DAY ONE John 1:1--28
Carolyn Edwards, Faith Lutheran -- Northeast Philadelphia
Where do you see Jesus? As a life--long Lutheran, I have heard and read verses 1 thru 5 of this passage more times than I can remember, and yet
than as I read it again for this exercise, I have to read it more than once before it sinks in. With some help from my interpretive Bible, I learn that the Jews used the term 'the word' as an expression of God's wisdom. Now it starts to make sense, reminding me of what I have always known: In the beginning was God, who gave us the Light, which was Jesus. So if people want to know
God, they can look to Jesus. If people want to know Jesus, they can look to his followers. My Pastor once posed the question, 'Where do you see Jesus?' As we kick off these days of prayer leading up to May 17th, I think it is more important to ask "Do people see Jesus in you?' In a few short weeks, we will be taking our faith out into our communities. What a perfect opportunity to show our friends and neighbors what Jesus was like!
Prepare your heart, mind and body in the weeks leading up to May 17th.
Lord, help us to see Christ in others, and to show Christ to our world. Amen.
DAY FOUR John 2:13-25 Michael Capron, Hopewell Presbyterian Church
What was Jesus so angry about?
When I get to the movie theater, I have to buy a ticket and cannot bring in any outside food or drink. If I can't afford it, I don't see a movie and I go hungry & thirsty. When I come to Christian worship, I don't have to pay anything and they serve me the Lord's Supper for free (probably coffee hour goodies too!)

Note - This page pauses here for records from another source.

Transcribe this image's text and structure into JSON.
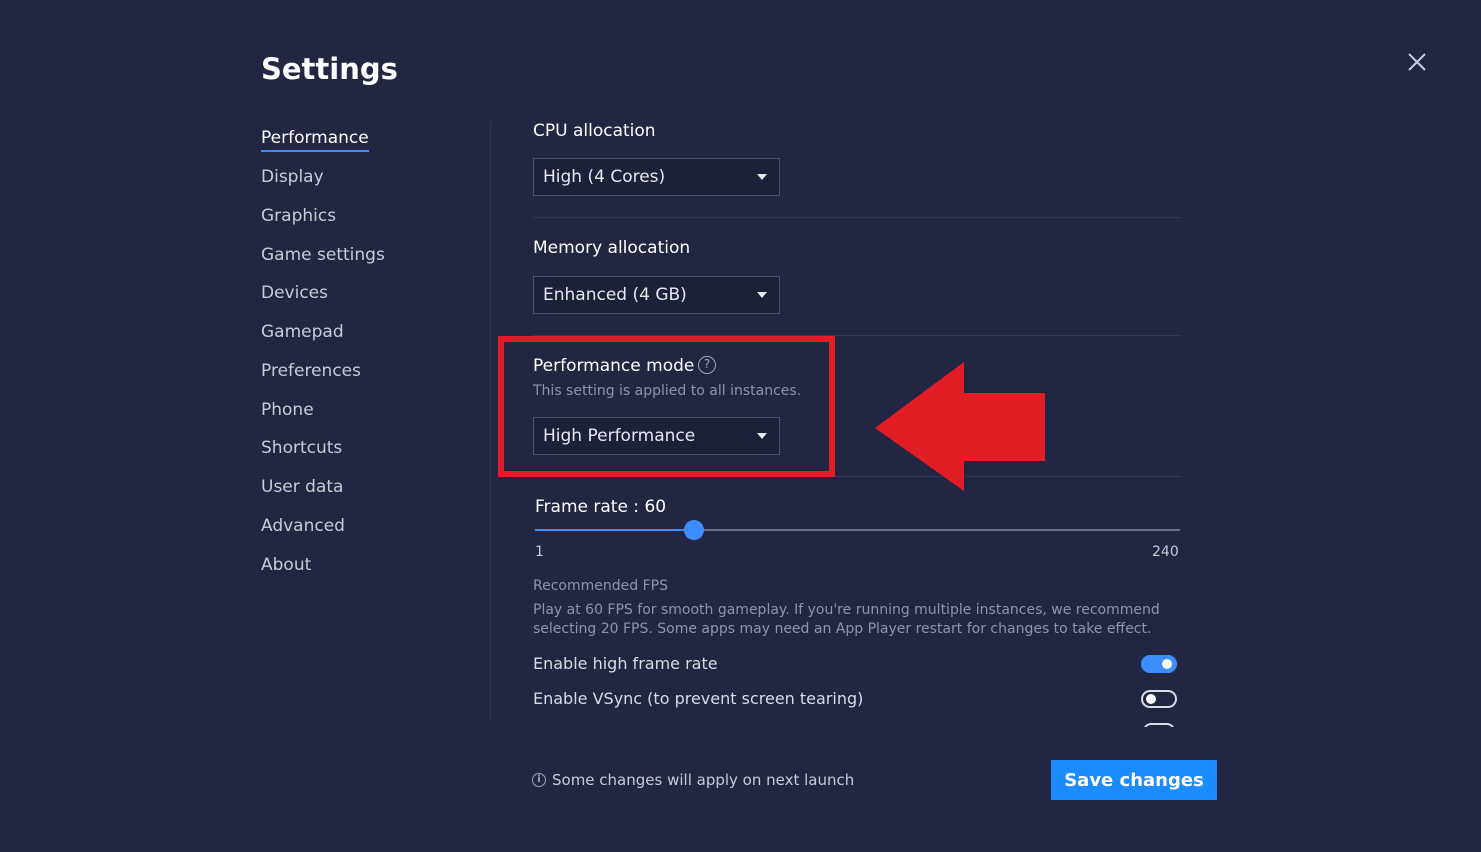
{
  "title": "Settings",
  "nav": {
    "items": [
      {
        "label": "Performance",
        "active": true
      },
      {
        "label": "Display"
      },
      {
        "label": "Graphics"
      },
      {
        "label": "Game settings"
      },
      {
        "label": "Devices"
      },
      {
        "label": "Gamepad"
      },
      {
        "label": "Preferences"
      },
      {
        "label": "Phone"
      },
      {
        "label": "Shortcuts"
      },
      {
        "label": "User data"
      },
      {
        "label": "Advanced"
      },
      {
        "label": "About"
      }
    ]
  },
  "cpu": {
    "label": "CPU allocation",
    "value": "High (4 Cores)"
  },
  "memory": {
    "label": "Memory allocation",
    "value": "Enhanced (4 GB)"
  },
  "performance_mode": {
    "label": "Performance mode",
    "help_glyph": "?",
    "subtitle": "This setting is applied to all instances.",
    "value": "High Performance"
  },
  "frame_rate": {
    "label": "Frame rate : 60",
    "value": 60,
    "min": 1,
    "max": 240,
    "min_label": "1",
    "max_label": "240",
    "recommended_title": "Recommended FPS",
    "recommended_text": "Play at 60 FPS for smooth gameplay. If you're running multiple instances, we recommend selecting 20 FPS. Some apps may need an App Player restart for changes to take effect."
  },
  "toggles": {
    "high_frame_rate": {
      "label": "Enable high frame rate",
      "on": true
    },
    "vsync": {
      "label": "Enable VSync (to prevent screen tearing)",
      "on": false
    }
  },
  "footer": {
    "info_glyph": "i",
    "note": "Some changes will apply on next launch",
    "save_label": "Save changes"
  },
  "colors": {
    "background": "#222643",
    "accent": "#1a8cff",
    "highlight_annotation": "#e31d25"
  },
  "icons": [
    "close-icon",
    "help-icon",
    "info-icon",
    "red-arrow-annotation"
  ]
}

I don't think Jesus is angry about people doing business in church, or even turning a profit. It isn't about the money. It is about worship. They were holding worship hostage for those who could afford to pay. This is the reason he is especially angry at the sellers of doves--those were the animal sacrifices that very poor people offered.
For interesting comparisons, read Mark 12:41-44 and Matt 17:24-27.
What barriers are in your worship space that would keep newcomers away? Prayer: Lord God, help me to offer my whole self to you in worship: my attention, my mind, my praise, my talents and my money. Amen.